__Task description__.
Say how many lines in the entries below mention "name", with no other words.

__Data excerpts__.

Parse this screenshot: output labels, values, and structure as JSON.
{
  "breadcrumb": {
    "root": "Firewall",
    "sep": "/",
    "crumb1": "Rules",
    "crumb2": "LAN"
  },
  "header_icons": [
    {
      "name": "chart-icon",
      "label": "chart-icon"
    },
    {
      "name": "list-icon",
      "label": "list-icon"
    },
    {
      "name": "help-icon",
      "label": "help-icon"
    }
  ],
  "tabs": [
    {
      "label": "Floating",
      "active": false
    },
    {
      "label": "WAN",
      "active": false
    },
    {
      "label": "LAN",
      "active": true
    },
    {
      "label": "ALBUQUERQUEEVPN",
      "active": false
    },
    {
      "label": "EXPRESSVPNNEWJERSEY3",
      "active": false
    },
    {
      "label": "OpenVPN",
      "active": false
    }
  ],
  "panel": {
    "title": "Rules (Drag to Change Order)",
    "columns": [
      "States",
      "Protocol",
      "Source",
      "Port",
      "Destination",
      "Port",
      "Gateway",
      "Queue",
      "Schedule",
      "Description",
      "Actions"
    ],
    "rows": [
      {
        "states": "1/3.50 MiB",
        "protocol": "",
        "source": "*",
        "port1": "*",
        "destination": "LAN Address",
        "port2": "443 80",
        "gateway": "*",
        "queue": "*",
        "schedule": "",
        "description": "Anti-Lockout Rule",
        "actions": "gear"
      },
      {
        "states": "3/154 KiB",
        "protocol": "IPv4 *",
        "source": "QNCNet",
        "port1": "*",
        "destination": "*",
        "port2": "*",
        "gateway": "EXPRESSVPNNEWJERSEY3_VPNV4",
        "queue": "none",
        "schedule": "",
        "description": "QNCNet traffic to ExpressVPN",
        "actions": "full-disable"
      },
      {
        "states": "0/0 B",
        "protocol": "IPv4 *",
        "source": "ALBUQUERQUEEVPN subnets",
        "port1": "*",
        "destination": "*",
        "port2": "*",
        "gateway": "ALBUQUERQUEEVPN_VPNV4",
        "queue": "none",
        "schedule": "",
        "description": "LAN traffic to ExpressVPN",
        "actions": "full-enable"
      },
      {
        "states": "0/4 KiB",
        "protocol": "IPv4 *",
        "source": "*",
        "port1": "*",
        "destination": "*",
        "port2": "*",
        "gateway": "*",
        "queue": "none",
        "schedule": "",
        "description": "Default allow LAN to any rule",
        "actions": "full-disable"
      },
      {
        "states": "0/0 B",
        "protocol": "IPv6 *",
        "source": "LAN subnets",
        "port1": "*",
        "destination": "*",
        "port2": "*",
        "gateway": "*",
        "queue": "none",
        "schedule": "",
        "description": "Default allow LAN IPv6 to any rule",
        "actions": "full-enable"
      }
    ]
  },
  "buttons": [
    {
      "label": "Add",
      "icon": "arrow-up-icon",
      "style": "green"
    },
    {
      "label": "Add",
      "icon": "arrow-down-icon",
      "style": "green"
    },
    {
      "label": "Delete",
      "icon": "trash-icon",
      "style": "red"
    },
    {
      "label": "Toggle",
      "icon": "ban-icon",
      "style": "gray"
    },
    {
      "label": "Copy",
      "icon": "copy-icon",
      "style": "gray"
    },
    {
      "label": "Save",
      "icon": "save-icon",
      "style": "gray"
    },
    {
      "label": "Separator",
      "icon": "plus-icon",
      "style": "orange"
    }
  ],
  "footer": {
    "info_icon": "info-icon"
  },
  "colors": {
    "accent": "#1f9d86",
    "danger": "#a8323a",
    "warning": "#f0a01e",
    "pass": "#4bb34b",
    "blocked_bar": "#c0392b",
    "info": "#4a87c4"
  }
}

__Answer section__.
3